The entire listing, reproduced exactly and stripped of images, is the expected output.
-=-=-=-=-
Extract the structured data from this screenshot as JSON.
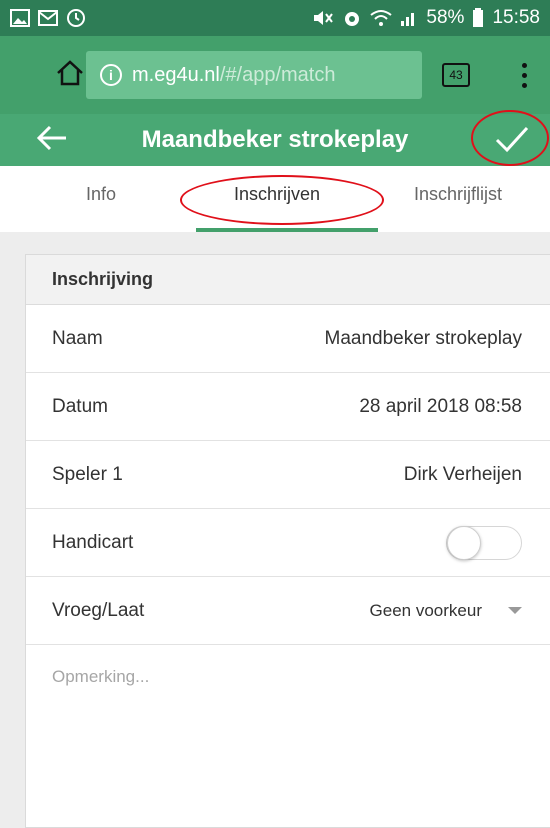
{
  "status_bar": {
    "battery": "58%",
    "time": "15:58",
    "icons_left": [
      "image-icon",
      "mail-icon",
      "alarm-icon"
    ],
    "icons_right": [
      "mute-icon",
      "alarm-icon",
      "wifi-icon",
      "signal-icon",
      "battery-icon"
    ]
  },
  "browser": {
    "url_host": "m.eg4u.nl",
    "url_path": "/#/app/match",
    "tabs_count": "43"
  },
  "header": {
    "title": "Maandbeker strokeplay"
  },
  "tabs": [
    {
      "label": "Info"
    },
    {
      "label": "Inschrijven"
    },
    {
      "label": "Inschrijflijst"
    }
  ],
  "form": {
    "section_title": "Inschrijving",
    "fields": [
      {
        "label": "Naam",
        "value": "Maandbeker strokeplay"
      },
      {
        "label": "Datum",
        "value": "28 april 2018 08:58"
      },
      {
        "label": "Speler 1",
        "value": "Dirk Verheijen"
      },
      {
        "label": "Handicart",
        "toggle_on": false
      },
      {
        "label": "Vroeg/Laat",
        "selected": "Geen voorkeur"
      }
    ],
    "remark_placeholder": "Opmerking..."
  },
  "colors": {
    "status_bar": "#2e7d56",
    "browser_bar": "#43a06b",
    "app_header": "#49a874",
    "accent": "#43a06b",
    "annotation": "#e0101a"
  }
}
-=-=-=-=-
Exercise output ::
Extract the structured data from this screenshot as JSON.
{
  "status_bar": {
    "battery": "58%",
    "time": "15:58",
    "icons_left": [
      "image-icon",
      "mail-icon",
      "alarm-icon"
    ],
    "icons_right": [
      "mute-icon",
      "alarm-icon",
      "wifi-icon",
      "signal-icon",
      "battery-icon"
    ]
  },
  "browser": {
    "url_host": "m.eg4u.nl",
    "url_path": "/#/app/match",
    "tabs_count": "43"
  },
  "header": {
    "title": "Maandbeker strokeplay"
  },
  "tabs": [
    {
      "label": "Info"
    },
    {
      "label": "Inschrijven"
    },
    {
      "label": "Inschrijflijst"
    }
  ],
  "form": {
    "section_title": "Inschrijving",
    "fields": [
      {
        "label": "Naam",
        "value": "Maandbeker strokeplay"
      },
      {
        "label": "Datum",
        "value": "28 april 2018 08:58"
      },
      {
        "label": "Speler 1",
        "value": "Dirk Verheijen"
      },
      {
        "label": "Handicart",
        "toggle_on": false
      },
      {
        "label": "Vroeg/Laat",
        "selected": "Geen voorkeur"
      }
    ],
    "remark_placeholder": "Opmerking..."
  },
  "colors": {
    "status_bar": "#2e7d56",
    "browser_bar": "#43a06b",
    "app_header": "#49a874",
    "accent": "#43a06b",
    "annotation": "#e0101a"
  }
}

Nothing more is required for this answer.